  • 3 independent measurements in excellent agreement to within a few 10-15
  • Very different trap depths (150 kHz to 1.5 MHz) and geometries
  • Close to fountain accuracy limit

Phys. Rev. Lett. 100, 140801 (2008)


Overview of recent measurements

LNE-SYRTE (2011)


Tokyo, JILA, LNE-SYRTE, (PRL 2008)

NIST, (PRL 2007)

Berkeley, (PRL 2007)

PTB, (PRL 2004), (arXiv 2006)

NIST, (Science 2008)

Least squares fit



Constraint to a variation of constants with gravity

SYRTE (2011)


PRL 98, 070802 (2007)


PRL 100, 140801 (2008)


PRL 98, 070801 (2007)


PRA 76, 062104 (2007)

Least squares fit



Summary and Prospects

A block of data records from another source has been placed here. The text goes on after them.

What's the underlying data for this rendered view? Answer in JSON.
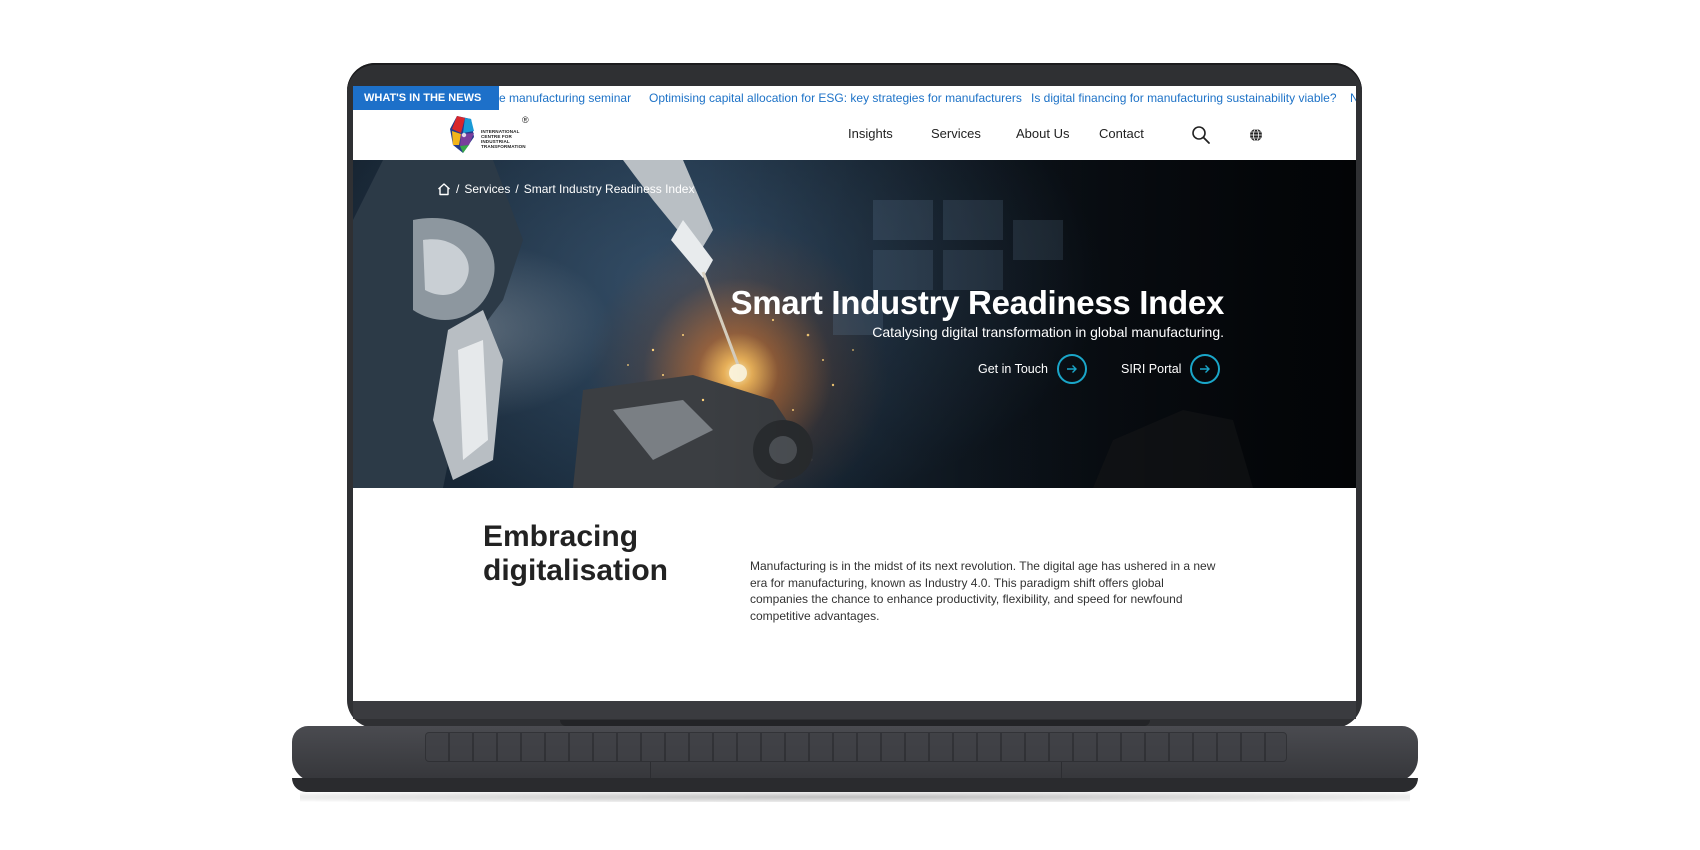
{
  "ticker": {
    "label": "WHAT'S IN THE NEWS",
    "items": [
      "e manufacturing seminar",
      "Optimising capital allocation for ESG: key strategies for manufacturers",
      "Is digital financing for manufacturing sustainability viable?",
      "N"
    ]
  },
  "logo": {
    "lines": [
      "INTERNATIONAL",
      "CENTRE FOR",
      "INDUSTRIAL",
      "TRANSFORMATION"
    ],
    "reg_mark": "®"
  },
  "nav": {
    "items": [
      "Insights",
      "Services",
      "About Us",
      "Contact"
    ],
    "icons": [
      "search-icon",
      "globe-icon"
    ]
  },
  "breadcrumb": {
    "items": [
      "Services",
      "Smart Industry Readiness Index"
    ],
    "separator": "/"
  },
  "hero": {
    "title": "Smart Industry Readiness Index",
    "subtitle": "Catalysing digital transformation in global manufacturing.",
    "cta_primary": "Get in Touch",
    "cta_secondary": "SIRI Portal"
  },
  "intro": {
    "title": "Embracing digitalisation",
    "text": "Manufacturing is in the midst of its next revolution. The digital age has ushered in a new era for manufacturing, known as Industry 4.0. This paradigm shift offers global companies the chance to enhance productivity, flexibility, and speed for newfound competitive advantages."
  },
  "colors": {
    "accent": "#1d70c9",
    "cta_ring": "#1aa6c9",
    "laptop_body": "#2f3033"
  }
}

  • Atomic clocks provide high sensitivity measurements of present day variation of constants
    • Clock tests are independent of any cosmological model
    • Complement tests at higher redshift (geological and cosmological time scale)
    •  Inputs for developing unified theories
  • Improvements in these tests will come from:
    • Improvements in clock accuracy
      • As fast as in the last decade ?
    • Improvements in remote comparison methods
      • Coherent optical fiber links
      • Use PHARAO/ACES mission on ISS (talk by L. Cacciapuoti),
      • In the future, mission like USTAR dedicated to satellite remote comparisons
    • New atomic and molecular systems with enhanced sensitivities
      • Molecules
      • Highly charged ions
      • Nuclear transition in 229Th